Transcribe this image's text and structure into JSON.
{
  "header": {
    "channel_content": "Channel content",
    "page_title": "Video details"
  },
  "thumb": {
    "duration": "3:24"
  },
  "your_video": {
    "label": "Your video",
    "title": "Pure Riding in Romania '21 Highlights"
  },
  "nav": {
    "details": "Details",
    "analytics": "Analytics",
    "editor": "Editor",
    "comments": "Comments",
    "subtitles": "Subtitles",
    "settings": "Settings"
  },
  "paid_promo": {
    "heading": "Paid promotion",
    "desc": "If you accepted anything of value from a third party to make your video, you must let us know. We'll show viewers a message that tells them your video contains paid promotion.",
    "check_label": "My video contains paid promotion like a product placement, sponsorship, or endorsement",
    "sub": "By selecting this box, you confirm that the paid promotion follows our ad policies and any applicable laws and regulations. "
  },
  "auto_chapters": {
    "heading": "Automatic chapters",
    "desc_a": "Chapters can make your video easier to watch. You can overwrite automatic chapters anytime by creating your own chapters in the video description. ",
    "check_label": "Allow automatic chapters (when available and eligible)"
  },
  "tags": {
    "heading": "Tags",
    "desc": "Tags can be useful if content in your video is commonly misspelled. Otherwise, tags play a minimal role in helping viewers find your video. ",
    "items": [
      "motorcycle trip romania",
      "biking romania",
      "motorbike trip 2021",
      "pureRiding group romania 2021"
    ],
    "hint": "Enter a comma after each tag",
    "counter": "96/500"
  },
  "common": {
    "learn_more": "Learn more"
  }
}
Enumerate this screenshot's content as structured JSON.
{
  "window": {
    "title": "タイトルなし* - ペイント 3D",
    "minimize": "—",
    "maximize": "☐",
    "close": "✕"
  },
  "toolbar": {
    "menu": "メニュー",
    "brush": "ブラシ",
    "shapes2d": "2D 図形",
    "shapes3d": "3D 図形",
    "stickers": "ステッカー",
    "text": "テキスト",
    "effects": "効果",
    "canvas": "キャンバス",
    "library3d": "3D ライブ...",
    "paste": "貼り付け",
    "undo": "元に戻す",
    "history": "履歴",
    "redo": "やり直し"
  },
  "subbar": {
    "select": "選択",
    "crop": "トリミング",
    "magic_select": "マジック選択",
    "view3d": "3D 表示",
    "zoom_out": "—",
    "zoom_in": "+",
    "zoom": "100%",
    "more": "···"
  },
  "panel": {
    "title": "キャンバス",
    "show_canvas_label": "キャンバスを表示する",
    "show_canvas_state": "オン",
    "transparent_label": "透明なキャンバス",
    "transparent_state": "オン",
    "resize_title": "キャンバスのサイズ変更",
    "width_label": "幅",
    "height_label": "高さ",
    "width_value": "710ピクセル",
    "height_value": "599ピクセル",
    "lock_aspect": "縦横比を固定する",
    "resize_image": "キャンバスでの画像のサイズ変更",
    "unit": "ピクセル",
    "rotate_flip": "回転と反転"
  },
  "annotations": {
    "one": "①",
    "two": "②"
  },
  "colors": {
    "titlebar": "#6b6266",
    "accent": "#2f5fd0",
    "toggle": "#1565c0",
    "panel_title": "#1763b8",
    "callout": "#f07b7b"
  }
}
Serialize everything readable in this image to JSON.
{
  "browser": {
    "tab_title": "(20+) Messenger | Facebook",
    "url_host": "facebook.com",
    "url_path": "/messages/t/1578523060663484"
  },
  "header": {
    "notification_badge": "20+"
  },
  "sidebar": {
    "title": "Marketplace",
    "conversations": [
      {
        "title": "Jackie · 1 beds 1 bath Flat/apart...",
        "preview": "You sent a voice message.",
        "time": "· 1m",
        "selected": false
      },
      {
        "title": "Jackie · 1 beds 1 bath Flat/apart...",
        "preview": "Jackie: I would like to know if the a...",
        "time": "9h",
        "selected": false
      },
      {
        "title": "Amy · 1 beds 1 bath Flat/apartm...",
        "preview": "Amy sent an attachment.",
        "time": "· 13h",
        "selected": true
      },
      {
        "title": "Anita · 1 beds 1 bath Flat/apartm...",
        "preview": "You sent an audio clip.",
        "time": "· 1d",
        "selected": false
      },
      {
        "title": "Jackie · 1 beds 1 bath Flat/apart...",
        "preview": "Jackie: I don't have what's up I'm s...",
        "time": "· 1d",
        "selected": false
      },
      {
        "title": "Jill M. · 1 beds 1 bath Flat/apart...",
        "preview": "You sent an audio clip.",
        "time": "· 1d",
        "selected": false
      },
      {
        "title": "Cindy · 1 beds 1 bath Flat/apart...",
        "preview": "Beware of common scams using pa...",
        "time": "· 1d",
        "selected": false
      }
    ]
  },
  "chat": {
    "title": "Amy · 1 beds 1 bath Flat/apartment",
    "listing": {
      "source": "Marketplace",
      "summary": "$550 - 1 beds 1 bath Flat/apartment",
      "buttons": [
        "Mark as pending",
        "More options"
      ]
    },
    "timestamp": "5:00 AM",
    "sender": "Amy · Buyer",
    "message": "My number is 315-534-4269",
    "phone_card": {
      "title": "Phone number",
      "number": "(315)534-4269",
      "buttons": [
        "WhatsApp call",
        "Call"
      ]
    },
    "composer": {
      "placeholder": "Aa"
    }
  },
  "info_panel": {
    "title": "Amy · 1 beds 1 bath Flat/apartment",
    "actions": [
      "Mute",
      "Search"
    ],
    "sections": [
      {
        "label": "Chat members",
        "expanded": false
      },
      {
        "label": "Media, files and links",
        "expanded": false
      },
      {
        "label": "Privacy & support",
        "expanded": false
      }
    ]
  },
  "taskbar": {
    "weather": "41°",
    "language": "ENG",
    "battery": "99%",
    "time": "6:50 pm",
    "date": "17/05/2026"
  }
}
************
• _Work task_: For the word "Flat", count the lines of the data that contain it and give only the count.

• _Reply to the task_: 10